<<<<

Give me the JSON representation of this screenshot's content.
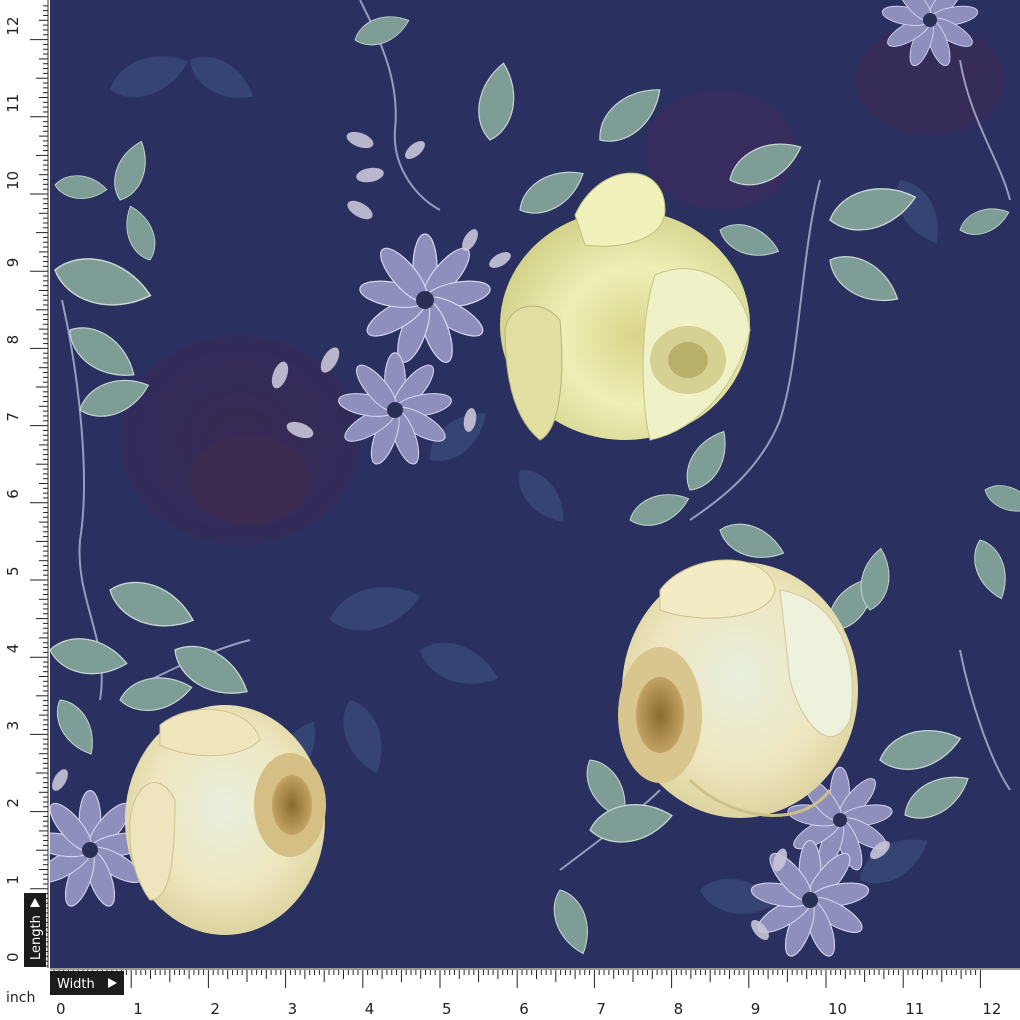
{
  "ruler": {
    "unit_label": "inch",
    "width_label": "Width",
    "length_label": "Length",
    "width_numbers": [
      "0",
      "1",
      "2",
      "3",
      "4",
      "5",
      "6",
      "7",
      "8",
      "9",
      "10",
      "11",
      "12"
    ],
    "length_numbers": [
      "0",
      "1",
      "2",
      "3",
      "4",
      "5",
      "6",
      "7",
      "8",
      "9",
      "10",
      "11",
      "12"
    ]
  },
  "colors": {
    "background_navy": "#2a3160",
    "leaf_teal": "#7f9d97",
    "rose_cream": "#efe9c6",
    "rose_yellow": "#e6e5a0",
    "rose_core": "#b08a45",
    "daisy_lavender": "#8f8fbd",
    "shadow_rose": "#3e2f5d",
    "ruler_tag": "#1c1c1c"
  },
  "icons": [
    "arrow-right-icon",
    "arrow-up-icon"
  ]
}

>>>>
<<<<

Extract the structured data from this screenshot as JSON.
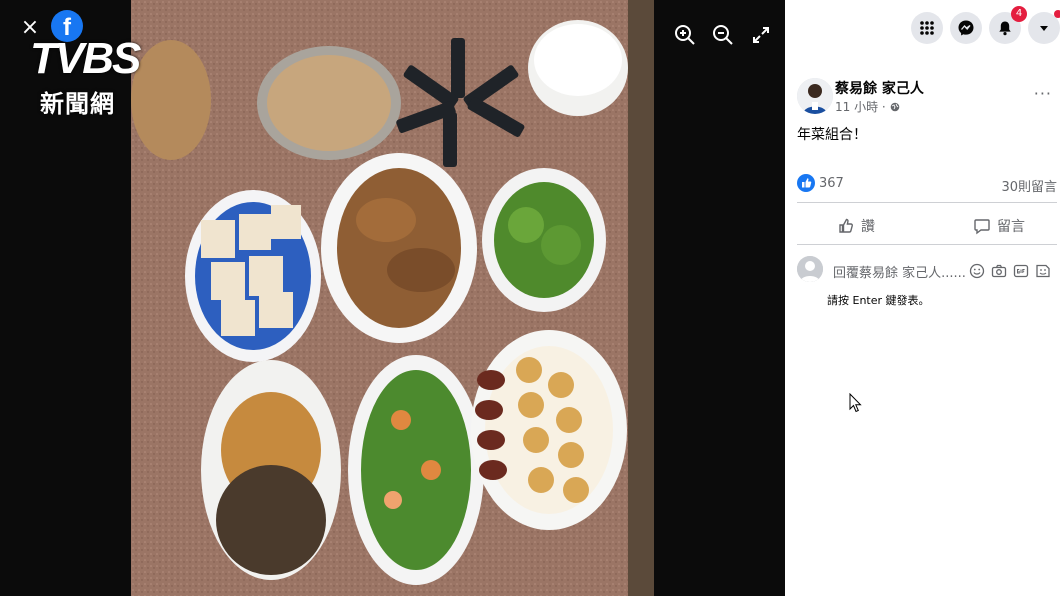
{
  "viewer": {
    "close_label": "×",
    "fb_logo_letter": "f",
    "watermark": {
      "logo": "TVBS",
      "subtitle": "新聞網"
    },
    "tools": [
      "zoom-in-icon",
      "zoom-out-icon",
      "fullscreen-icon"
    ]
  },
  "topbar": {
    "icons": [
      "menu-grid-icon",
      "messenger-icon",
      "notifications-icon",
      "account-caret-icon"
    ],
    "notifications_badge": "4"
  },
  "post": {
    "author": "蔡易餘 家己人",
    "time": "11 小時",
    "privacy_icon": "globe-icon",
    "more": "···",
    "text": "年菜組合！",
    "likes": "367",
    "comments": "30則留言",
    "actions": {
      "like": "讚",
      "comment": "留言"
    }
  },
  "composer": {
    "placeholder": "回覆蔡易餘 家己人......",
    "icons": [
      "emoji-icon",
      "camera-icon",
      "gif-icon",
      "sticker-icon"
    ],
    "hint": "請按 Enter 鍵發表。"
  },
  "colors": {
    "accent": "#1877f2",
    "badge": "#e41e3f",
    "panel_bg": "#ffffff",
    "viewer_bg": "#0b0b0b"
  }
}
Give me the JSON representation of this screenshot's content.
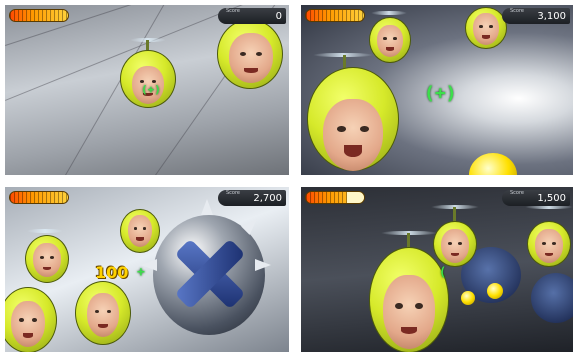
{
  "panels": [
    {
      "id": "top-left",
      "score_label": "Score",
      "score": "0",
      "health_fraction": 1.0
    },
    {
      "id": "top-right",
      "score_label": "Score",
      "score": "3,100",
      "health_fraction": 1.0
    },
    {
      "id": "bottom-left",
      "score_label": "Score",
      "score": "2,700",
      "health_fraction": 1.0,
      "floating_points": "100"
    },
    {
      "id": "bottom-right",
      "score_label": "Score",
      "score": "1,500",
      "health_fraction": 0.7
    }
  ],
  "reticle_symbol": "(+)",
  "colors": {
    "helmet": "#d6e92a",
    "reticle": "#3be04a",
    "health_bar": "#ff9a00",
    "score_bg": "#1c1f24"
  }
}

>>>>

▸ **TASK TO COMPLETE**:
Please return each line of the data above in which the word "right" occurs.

▸ **EXERCISE SOLUTION**:
    "arrow-right-icon",
      "id": "top-right",
      "id": "bottom-right",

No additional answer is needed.